The consultation proposes civil penalties of £1000 for individuals or £3000 for businesses as well as variable penalties for more serious breaches. Perhaps more significantly, the regulatory authorities will also be able to serve compliance and restoration notices, the latter of which in particular could lead to substantial costs in the event of a complex and significant infestation. The consultation also proposes to extend the existing criminal penalties under the Wildlife and Countryside Act 1981 relating to the release and/or sale of prohibited species to those species of Union concern listed under the Regulation.
The list of species includes a broad range of terrestrial and aquatic animals and plants, some of which are commonly occurring in the UK, such as the Grey Squirrel, Himalayan Balsam and Muntjac Deer. Japanese Knotweed, probably the most well-known and problematic invasive weed is perhaps notable in its absence from the list. However, knotweed is already subject to a strict regime of control under the Wildlife and Countryside Act 1981 as amended by the Infrastructure Act 2015. This introduced Species Control Agreements (SCA) and Orders (SCO) to enable regulatory authorities to require landowners or occupiers to deal with infestations of Japanese Knotweed. The SCA and SCO provisions would also apply to other invasive species on the EU list, so the regulatory authorities now have a potentially broader spread of enforcement measures at their disposal.

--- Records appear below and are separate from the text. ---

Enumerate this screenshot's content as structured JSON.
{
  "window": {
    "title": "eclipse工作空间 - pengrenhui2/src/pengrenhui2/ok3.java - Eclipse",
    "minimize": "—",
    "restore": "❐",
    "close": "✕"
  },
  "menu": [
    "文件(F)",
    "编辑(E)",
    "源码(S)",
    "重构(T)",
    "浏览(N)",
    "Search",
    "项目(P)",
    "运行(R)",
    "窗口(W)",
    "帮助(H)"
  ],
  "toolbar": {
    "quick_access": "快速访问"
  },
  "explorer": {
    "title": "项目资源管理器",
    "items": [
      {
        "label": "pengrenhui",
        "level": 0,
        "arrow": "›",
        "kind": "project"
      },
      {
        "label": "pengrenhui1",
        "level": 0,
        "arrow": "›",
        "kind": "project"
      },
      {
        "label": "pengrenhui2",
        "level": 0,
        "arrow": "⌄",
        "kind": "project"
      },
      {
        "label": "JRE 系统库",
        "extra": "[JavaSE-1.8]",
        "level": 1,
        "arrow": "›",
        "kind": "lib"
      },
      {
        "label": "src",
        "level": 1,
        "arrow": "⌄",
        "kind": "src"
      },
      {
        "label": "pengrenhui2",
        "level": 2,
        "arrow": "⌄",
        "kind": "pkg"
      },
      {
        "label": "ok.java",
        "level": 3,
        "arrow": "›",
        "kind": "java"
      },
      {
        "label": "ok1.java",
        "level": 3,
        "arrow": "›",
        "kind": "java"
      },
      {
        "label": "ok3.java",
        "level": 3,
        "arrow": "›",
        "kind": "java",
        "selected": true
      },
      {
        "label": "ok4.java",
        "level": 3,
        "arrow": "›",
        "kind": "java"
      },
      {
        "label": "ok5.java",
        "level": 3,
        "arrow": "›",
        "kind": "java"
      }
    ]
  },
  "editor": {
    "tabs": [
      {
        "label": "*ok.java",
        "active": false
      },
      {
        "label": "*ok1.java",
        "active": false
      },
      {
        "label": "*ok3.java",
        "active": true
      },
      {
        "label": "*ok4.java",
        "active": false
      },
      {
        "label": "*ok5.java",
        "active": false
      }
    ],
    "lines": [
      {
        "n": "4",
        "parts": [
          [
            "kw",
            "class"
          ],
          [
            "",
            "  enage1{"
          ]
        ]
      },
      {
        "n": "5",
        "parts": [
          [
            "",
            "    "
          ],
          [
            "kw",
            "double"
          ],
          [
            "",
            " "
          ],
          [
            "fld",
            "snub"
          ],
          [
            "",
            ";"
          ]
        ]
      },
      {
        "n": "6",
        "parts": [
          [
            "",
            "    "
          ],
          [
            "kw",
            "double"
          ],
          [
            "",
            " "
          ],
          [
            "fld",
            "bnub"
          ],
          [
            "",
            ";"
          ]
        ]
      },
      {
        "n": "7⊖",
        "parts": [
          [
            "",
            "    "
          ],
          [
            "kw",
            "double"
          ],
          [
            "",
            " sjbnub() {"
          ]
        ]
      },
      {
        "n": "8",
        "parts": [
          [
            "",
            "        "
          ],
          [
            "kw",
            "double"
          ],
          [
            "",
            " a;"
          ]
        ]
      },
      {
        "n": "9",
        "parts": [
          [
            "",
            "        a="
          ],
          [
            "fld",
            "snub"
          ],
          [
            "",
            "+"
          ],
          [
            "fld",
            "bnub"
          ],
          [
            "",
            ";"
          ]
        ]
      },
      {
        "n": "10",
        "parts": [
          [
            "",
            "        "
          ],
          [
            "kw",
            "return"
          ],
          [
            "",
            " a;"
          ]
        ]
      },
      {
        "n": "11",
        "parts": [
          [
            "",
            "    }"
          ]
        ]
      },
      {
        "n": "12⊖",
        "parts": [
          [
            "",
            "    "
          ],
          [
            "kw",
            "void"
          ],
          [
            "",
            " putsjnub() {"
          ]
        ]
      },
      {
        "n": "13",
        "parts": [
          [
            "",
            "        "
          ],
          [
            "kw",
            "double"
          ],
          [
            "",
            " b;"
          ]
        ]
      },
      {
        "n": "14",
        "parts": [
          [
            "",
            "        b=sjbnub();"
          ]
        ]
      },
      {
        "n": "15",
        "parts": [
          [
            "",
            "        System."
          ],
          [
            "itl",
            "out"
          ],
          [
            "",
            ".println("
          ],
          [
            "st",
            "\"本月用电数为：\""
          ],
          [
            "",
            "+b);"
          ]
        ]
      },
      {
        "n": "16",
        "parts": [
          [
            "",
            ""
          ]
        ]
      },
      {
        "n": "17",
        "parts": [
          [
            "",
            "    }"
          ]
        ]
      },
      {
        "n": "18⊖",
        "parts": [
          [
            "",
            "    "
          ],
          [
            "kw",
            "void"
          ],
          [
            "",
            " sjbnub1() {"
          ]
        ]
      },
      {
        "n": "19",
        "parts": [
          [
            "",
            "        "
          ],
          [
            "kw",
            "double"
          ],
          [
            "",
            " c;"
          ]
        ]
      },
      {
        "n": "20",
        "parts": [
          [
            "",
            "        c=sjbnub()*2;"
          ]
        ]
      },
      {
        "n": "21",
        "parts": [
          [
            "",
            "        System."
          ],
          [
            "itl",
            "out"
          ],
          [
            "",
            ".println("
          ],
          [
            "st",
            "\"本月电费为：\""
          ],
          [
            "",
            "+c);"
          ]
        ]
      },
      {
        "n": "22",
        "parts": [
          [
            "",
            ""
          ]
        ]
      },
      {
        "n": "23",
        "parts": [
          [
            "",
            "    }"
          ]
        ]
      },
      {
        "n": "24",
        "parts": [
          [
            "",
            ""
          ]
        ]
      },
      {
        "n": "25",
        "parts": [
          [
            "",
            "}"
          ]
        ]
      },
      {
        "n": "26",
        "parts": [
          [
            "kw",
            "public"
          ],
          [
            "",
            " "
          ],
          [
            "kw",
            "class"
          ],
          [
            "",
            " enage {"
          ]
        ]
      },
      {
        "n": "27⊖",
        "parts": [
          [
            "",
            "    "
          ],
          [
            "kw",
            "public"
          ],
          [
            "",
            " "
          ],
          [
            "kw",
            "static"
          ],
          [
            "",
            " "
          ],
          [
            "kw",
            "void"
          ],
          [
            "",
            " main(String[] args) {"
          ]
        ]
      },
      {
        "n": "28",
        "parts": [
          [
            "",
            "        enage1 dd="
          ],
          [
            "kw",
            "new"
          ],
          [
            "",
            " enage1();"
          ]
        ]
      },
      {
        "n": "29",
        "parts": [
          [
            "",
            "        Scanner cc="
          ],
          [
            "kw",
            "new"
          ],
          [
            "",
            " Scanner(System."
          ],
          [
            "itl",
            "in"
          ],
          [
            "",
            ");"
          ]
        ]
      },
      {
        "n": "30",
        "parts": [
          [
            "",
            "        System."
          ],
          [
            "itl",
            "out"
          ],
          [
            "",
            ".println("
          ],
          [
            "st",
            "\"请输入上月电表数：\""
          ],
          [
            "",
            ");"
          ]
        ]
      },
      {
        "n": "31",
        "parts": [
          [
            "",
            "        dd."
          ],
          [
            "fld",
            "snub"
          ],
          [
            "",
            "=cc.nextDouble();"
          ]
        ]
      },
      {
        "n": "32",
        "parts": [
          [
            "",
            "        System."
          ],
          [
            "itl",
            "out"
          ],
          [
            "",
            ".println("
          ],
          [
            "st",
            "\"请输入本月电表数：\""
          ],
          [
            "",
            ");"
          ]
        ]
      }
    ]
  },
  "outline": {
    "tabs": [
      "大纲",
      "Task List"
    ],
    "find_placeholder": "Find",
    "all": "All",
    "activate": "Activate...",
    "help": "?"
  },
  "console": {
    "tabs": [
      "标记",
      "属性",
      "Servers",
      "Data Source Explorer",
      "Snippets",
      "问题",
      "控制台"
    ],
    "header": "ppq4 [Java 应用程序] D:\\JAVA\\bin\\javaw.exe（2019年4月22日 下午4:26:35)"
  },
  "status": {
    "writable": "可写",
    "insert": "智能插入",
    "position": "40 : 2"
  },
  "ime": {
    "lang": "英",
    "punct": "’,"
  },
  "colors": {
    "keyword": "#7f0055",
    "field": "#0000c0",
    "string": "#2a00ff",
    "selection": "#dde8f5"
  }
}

For landowners and developers the identification of invasive species should always be a matter for appropriate and thorough due diligence and investigation. Japanese knotweed is a recurring and potentially costly issue, but the new EU Regulation potentially casts the net and liability risk more widely. It will also be of relevance to businesses that import or trade in non-native species or individuals that keep them, as well as those working in zoos and aquaria and NGOs with an interest in protecting the environment from these species.
The consultation also acknowledges Brexit but unsurprisingly remains vague on the implications. As it stands under the current EU Withdrawal Bill the Regulation would be subsumed into domestic law, and as an enhancement of the existing Wildlife and Countryside Act at least in terms of criminal penalties and SCOs/SCAs it seems reasonable to assume that the final regime will remain largely in place post-Brexit.
The consultation document is available here and the consultation closes on 3 April 2018.This publication is intended for general guidance and represents our understanding of the relevant law and practice as at January 2018. Specific advice should be sought for specific cases. For more information see our terms & conditions.
10 January 2018
by Andrew Ryan